[Given records Boundary: Start]
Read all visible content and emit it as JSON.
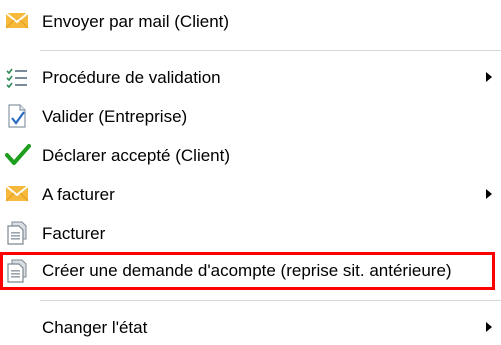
{
  "menu": {
    "items": [
      {
        "label": "Envoyer par mail (Client)",
        "icon": "envelope-icon",
        "submenu": false
      },
      {
        "label": "Procédure de validation",
        "icon": "checklist-icon",
        "submenu": true
      },
      {
        "label": "Valider (Entreprise)",
        "icon": "validate-document-icon",
        "submenu": false
      },
      {
        "label": "Déclarer accepté (Client)",
        "icon": "checkmark-icon",
        "submenu": false
      },
      {
        "label": "A facturer",
        "icon": "envelope-icon",
        "submenu": true
      },
      {
        "label": "Facturer",
        "icon": "invoice-icon",
        "submenu": false
      },
      {
        "label": "Créer une demande d'acompte (reprise sit. antérieure)",
        "icon": "invoice-icon",
        "submenu": false,
        "highlighted": true
      },
      {
        "label": "Changer l'état",
        "icon": "",
        "submenu": true
      }
    ]
  },
  "colors": {
    "highlight_border": "#ff0000",
    "separator": "#d7d7d7",
    "envelope": "#f6b93b",
    "checkmark": "#1e9e1e",
    "checklist": "#2e8b57",
    "validate": "#2b6cc4"
  }
}
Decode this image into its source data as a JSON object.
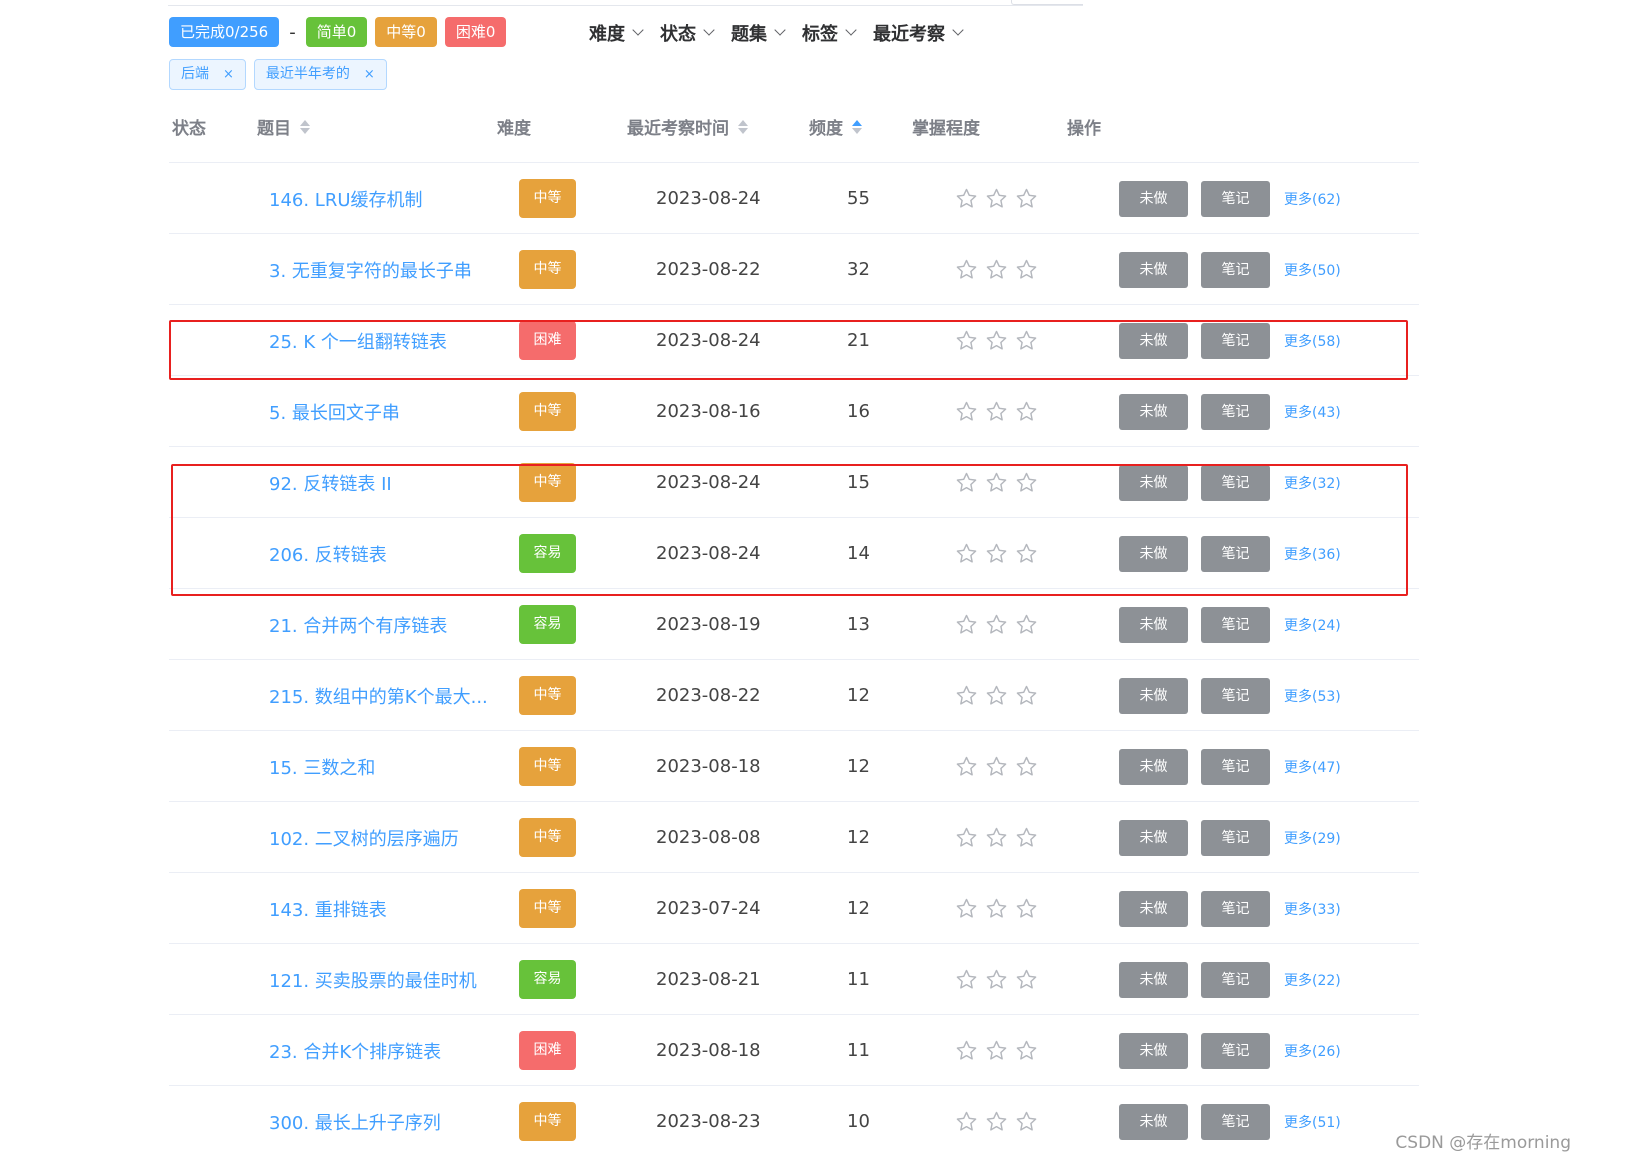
{
  "stats": {
    "done": "已完成0/256",
    "sep": "-",
    "easy": "简单0",
    "medium": "中等0",
    "hard": "困难0"
  },
  "filters": [
    "难度",
    "状态",
    "题集",
    "标签",
    "最近考察"
  ],
  "tags": [
    "后端",
    "最近半年考的"
  ],
  "tag_close": "×",
  "table": {
    "headers": {
      "status": "状态",
      "title": "题目",
      "difficulty": "难度",
      "recent_time": "最近考察时间",
      "frequency": "频度",
      "mastery": "掌握程度",
      "actions": "操作"
    },
    "sorted_column": "频度",
    "rows": [
      {
        "title": "146. LRU缓存机制",
        "difficulty": "中等",
        "level": "m",
        "date": "2023-08-24",
        "freq": "55",
        "more": "更多(62)"
      },
      {
        "title": "3. 无重复字符的最长子串",
        "difficulty": "中等",
        "level": "m",
        "date": "2023-08-22",
        "freq": "32",
        "more": "更多(50)"
      },
      {
        "title": "25. K 个一组翻转链表",
        "difficulty": "困难",
        "level": "h",
        "date": "2023-08-24",
        "freq": "21",
        "more": "更多(58)"
      },
      {
        "title": "5. 最长回文子串",
        "difficulty": "中等",
        "level": "m",
        "date": "2023-08-16",
        "freq": "16",
        "more": "更多(43)"
      },
      {
        "title": "92. 反转链表 II",
        "difficulty": "中等",
        "level": "m",
        "date": "2023-08-24",
        "freq": "15",
        "more": "更多(32)"
      },
      {
        "title": "206. 反转链表",
        "difficulty": "容易",
        "level": "e",
        "date": "2023-08-24",
        "freq": "14",
        "more": "更多(36)"
      },
      {
        "title": "21. 合并两个有序链表",
        "difficulty": "容易",
        "level": "e",
        "date": "2023-08-19",
        "freq": "13",
        "more": "更多(24)"
      },
      {
        "title": "215. 数组中的第K个最大...",
        "difficulty": "中等",
        "level": "m",
        "date": "2023-08-22",
        "freq": "12",
        "more": "更多(53)"
      },
      {
        "title": "15. 三数之和",
        "difficulty": "中等",
        "level": "m",
        "date": "2023-08-18",
        "freq": "12",
        "more": "更多(47)"
      },
      {
        "title": "102. 二叉树的层序遍历",
        "difficulty": "中等",
        "level": "m",
        "date": "2023-08-08",
        "freq": "12",
        "more": "更多(29)"
      },
      {
        "title": "143. 重排链表",
        "difficulty": "中等",
        "level": "m",
        "date": "2023-07-24",
        "freq": "12",
        "more": "更多(33)"
      },
      {
        "title": "121. 买卖股票的最佳时机",
        "difficulty": "容易",
        "level": "e",
        "date": "2023-08-21",
        "freq": "11",
        "more": "更多(22)"
      },
      {
        "title": "23. 合并K个排序链表",
        "difficulty": "困难",
        "level": "h",
        "date": "2023-08-18",
        "freq": "11",
        "more": "更多(26)"
      },
      {
        "title": "300. 最长上升子序列",
        "difficulty": "中等",
        "level": "m",
        "date": "2023-08-23",
        "freq": "10",
        "more": "更多(51)"
      }
    ],
    "mastery_stars": 3,
    "btn_not_done": "未做",
    "btn_note": "笔记"
  },
  "highlights": [
    [
      "25. K 个一组翻转链表"
    ],
    [
      "92. 反转链表 II",
      "206. 反转链表"
    ]
  ],
  "colors": {
    "primary": "#409eff",
    "easy": "#67c23a",
    "medium": "#e6a23c",
    "hard": "#f56c6c",
    "action_button": "#8d9196",
    "highlight": "#e8201f"
  },
  "watermark": "CSDN @存在morning"
}
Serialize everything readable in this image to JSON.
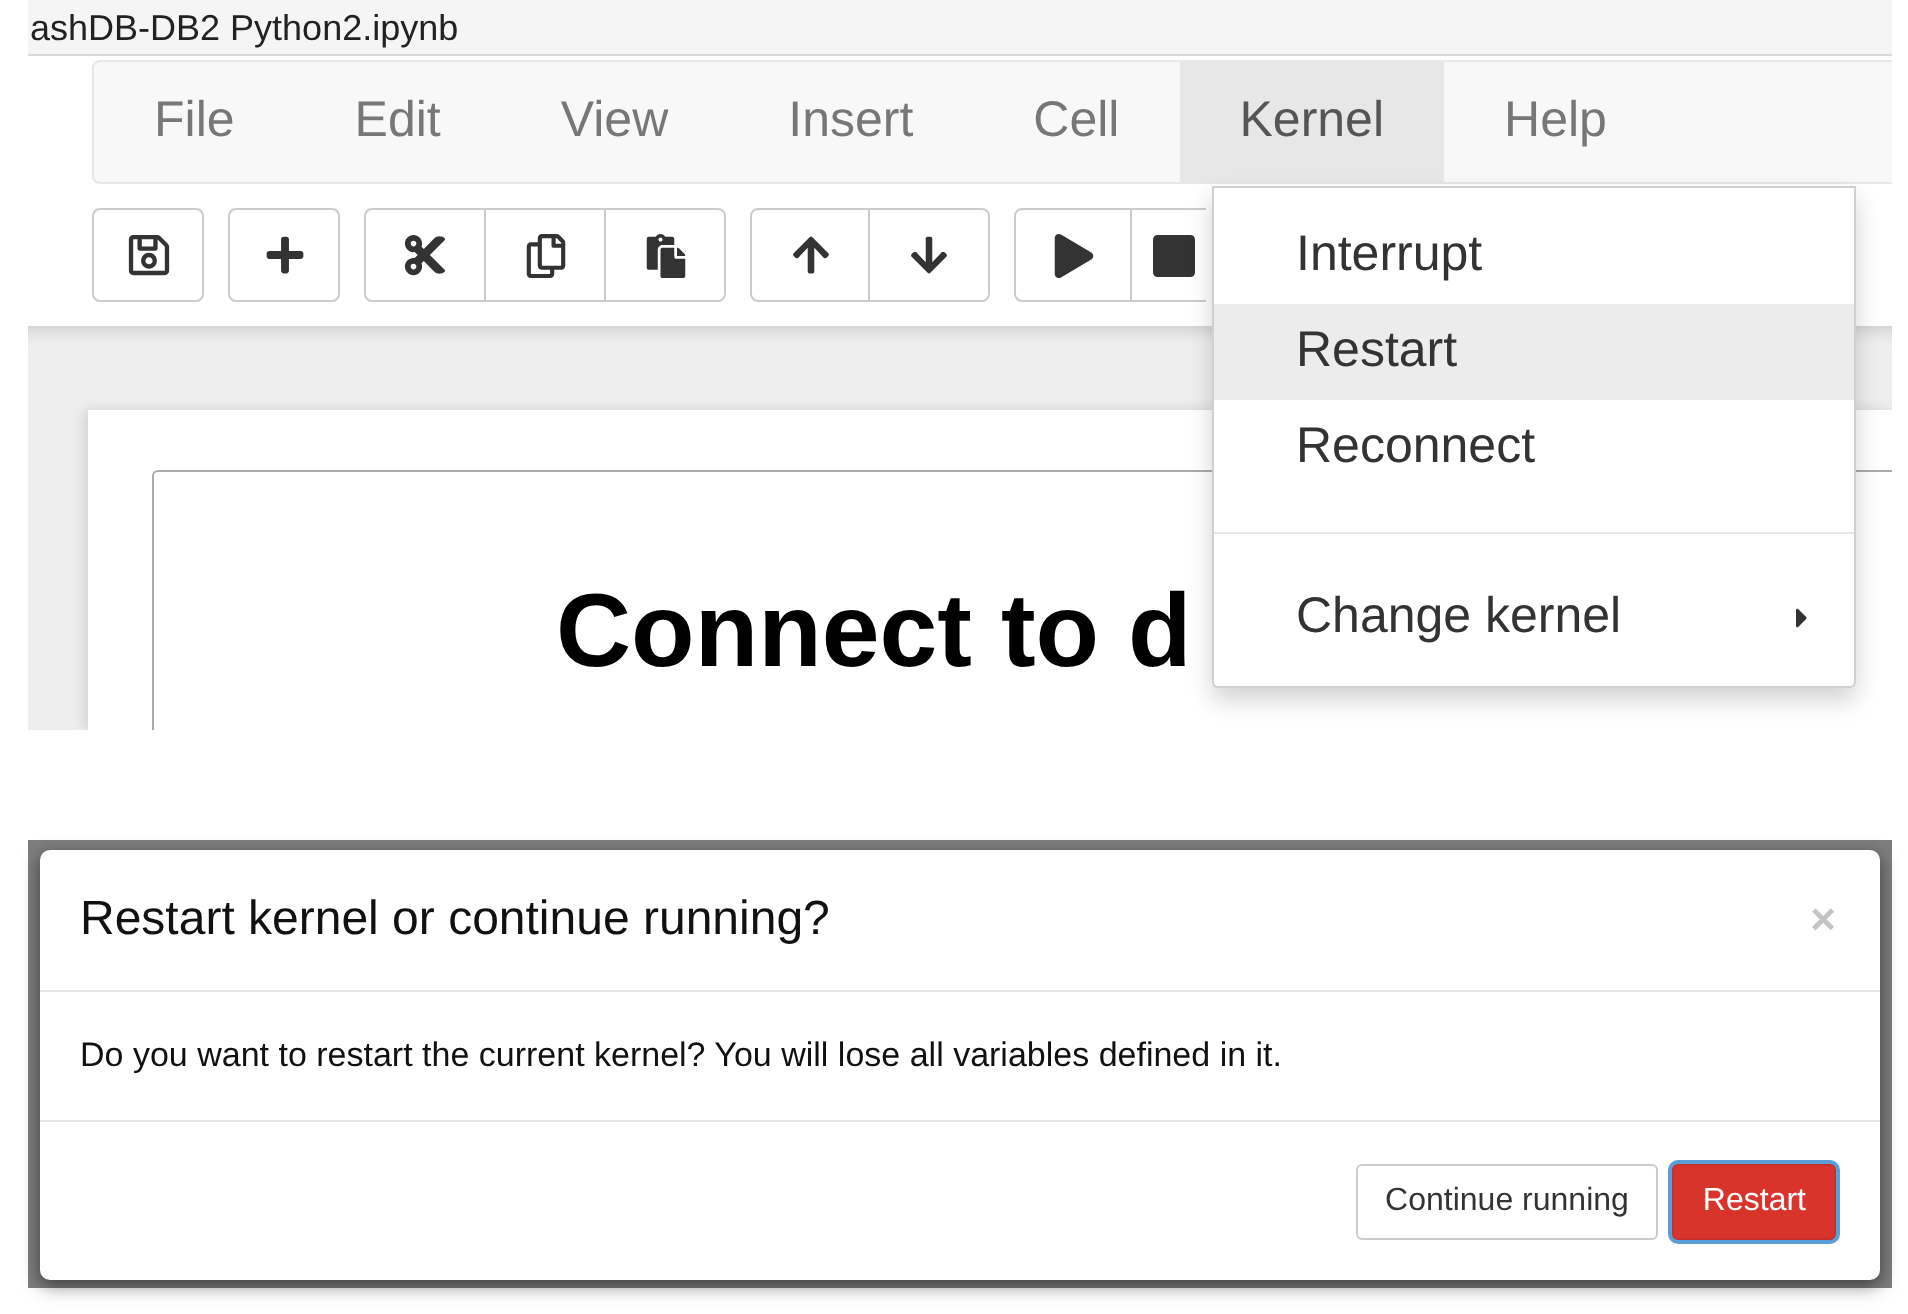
{
  "notebook_window": {
    "title": "ashDB-DB2 Python2.ipynb",
    "menu_bar": [
      {
        "label": "File",
        "selected": false
      },
      {
        "label": "Edit",
        "selected": false
      },
      {
        "label": "View",
        "selected": false
      },
      {
        "label": "Insert",
        "selected": false
      },
      {
        "label": "Cell",
        "selected": false
      },
      {
        "label": "Kernel",
        "selected": true
      },
      {
        "label": "Help",
        "selected": false
      }
    ],
    "cell_heading": "Connect to d",
    "kernel_menu": {
      "items": [
        {
          "kind": "item",
          "label": "Interrupt",
          "selected": false
        },
        {
          "kind": "item",
          "label": "Restart",
          "selected": true
        },
        {
          "kind": "item",
          "label": "Reconnect",
          "selected": false
        },
        {
          "kind": "divider"
        },
        {
          "kind": "submenu",
          "label": "Change kernel",
          "selected": false
        }
      ]
    }
  },
  "restart_dialog": {
    "title": "Restart kernel or continue running?",
    "close": "×",
    "message": "Do you want to restart the current kernel? You will lose all variables defined in it.",
    "buttons": [
      {
        "kind": "default",
        "label": "Continue running",
        "focused": false
      },
      {
        "kind": "danger",
        "label": "Restart",
        "focused": true
      }
    ]
  }
}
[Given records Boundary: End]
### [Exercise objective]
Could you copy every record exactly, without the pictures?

### [Answer to the exercise]
Read all visible content and emit it as JSON.
{
  "menu": {
    "items": [
      {
        "label": "Envoyer par mail (Client)",
        "icon": "envelope-icon",
        "submenu": false
      },
      {
        "label": "Procédure de validation",
        "icon": "checklist-icon",
        "submenu": true
      },
      {
        "label": "Valider (Entreprise)",
        "icon": "validate-document-icon",
        "submenu": false
      },
      {
        "label": "Déclarer accepté (Client)",
        "icon": "checkmark-icon",
        "submenu": false
      },
      {
        "label": "A facturer",
        "icon": "envelope-icon",
        "submenu": true
      },
      {
        "label": "Facturer",
        "icon": "invoice-icon",
        "submenu": false
      },
      {
        "label": "Créer une demande d'acompte (reprise sit. antérieure)",
        "icon": "invoice-icon",
        "submenu": false,
        "highlighted": true
      },
      {
        "label": "Changer l'état",
        "icon": "",
        "submenu": true
      }
    ]
  },
  "colors": {
    "highlight_border": "#ff0000",
    "separator": "#d7d7d7",
    "envelope": "#f6b93b",
    "checkmark": "#1e9e1e",
    "checklist": "#2e8b57",
    "validate": "#2b6cc4"
  }
}
Decode this image into its source data as a JSON object.
{
  "stats": {
    "done": "已完成0/256",
    "sep": "-",
    "easy": "简单0",
    "medium": "中等0",
    "hard": "困难0"
  },
  "filters": [
    "难度",
    "状态",
    "题集",
    "标签",
    "最近考察"
  ],
  "tags": [
    "后端",
    "最近半年考的"
  ],
  "tag_close": "×",
  "table": {
    "headers": {
      "status": "状态",
      "title": "题目",
      "difficulty": "难度",
      "recent_time": "最近考察时间",
      "frequency": "频度",
      "mastery": "掌握程度",
      "actions": "操作"
    },
    "sorted_column": "频度",
    "rows": [
      {
        "title": "146. LRU缓存机制",
        "difficulty": "中等",
        "level": "m",
        "date": "2023-08-24",
        "freq": "55",
        "more": "更多(62)"
      },
      {
        "title": "3. 无重复字符的最长子串",
        "difficulty": "中等",
        "level": "m",
        "date": "2023-08-22",
        "freq": "32",
        "more": "更多(50)"
      },
      {
        "title": "25. K 个一组翻转链表",
        "difficulty": "困难",
        "level": "h",
        "date": "2023-08-24",
        "freq": "21",
        "more": "更多(58)"
      },
      {
        "title": "5. 最长回文子串",
        "difficulty": "中等",
        "level": "m",
        "date": "2023-08-16",
        "freq": "16",
        "more": "更多(43)"
      },
      {
        "title": "92. 反转链表 II",
        "difficulty": "中等",
        "level": "m",
        "date": "2023-08-24",
        "freq": "15",
        "more": "更多(32)"
      },
      {
        "title": "206. 反转链表",
        "difficulty": "容易",
        "level": "e",
        "date": "2023-08-24",
        "freq": "14",
        "more": "更多(36)"
      },
      {
        "title": "21. 合并两个有序链表",
        "difficulty": "容易",
        "level": "e",
        "date": "2023-08-19",
        "freq": "13",
        "more": "更多(24)"
      },
      {
        "title": "215. 数组中的第K个最大...",
        "difficulty": "中等",
        "level": "m",
        "date": "2023-08-22",
        "freq": "12",
        "more": "更多(53)"
      },
      {
        "title": "15. 三数之和",
        "difficulty": "中等",
        "level": "m",
        "date": "2023-08-18",
        "freq": "12",
        "more": "更多(47)"
      },
      {
        "title": "102. 二叉树的层序遍历",
        "difficulty": "中等",
        "level": "m",
        "date": "2023-08-08",
        "freq": "12",
        "more": "更多(29)"
      },
      {
        "title": "143. 重排链表",
        "difficulty": "中等",
        "level": "m",
        "date": "2023-07-24",
        "freq": "12",
        "more": "更多(33)"
      },
      {
        "title": "121. 买卖股票的最佳时机",
        "difficulty": "容易",
        "level": "e",
        "date": "2023-08-21",
        "freq": "11",
        "more": "更多(22)"
      },
      {
        "title": "23. 合并K个排序链表",
        "difficulty": "困难",
        "level": "h",
        "date": "2023-08-18",
        "freq": "11",
        "more": "更多(26)"
      },
      {
        "title": "300. 最长上升子序列",
        "difficulty": "中等",
        "level": "m",
        "date": "2023-08-23",
        "freq": "10",
        "more": "更多(51)"
      }
    ],
    "mastery_stars": 3,
    "btn_not_done": "未做",
    "btn_note": "笔记"
  },
  "highlights": [
    [
      "25. K 个一组翻转链表"
    ],
    [
      "92. 反转链表 II",
      "206. 反转链表"
    ]
  ],
  "colors": {
    "primary": "#409eff",
    "easy": "#67c23a",
    "medium": "#e6a23c",
    "hard": "#f56c6c",
    "action_button": "#8d9196",
    "highlight": "#e8201f"
  },
  "watermark": "CSDN @存在morning"
}
Serialize everything readable in this image to JSON.
{
  "notebook_window": {
    "title": "ashDB-DB2 Python2.ipynb",
    "menu_bar": [
      {
        "label": "File",
        "selected": false
      },
      {
        "label": "Edit",
        "selected": false
      },
      {
        "label": "View",
        "selected": false
      },
      {
        "label": "Insert",
        "selected": false
      },
      {
        "label": "Cell",
        "selected": false
      },
      {
        "label": "Kernel",
        "selected": true
      },
      {
        "label": "Help",
        "selected": false
      }
    ],
    "cell_heading": "Connect to d",
    "kernel_menu": {
      "items": [
        {
          "kind": "item",
          "label": "Interrupt",
          "selected": false
        },
        {
          "kind": "item",
          "label": "Restart",
          "selected": true
        },
        {
          "kind": "item",
          "label": "Reconnect",
          "selected": false
        },
        {
          "kind": "divider"
        },
        {
          "kind": "submenu",
          "label": "Change kernel",
          "selected": false
        }
      ]
    }
  },
  "restart_dialog": {
    "title": "Restart kernel or continue running?",
    "close": "×",
    "message": "Do you want to restart the current kernel? You will lose all variables defined in it.",
    "buttons": [
      {
        "kind": "default",
        "label": "Continue running",
        "focused": false
      },
      {
        "kind": "danger",
        "label": "Restart",
        "focused": true
      }
    ]
  }
}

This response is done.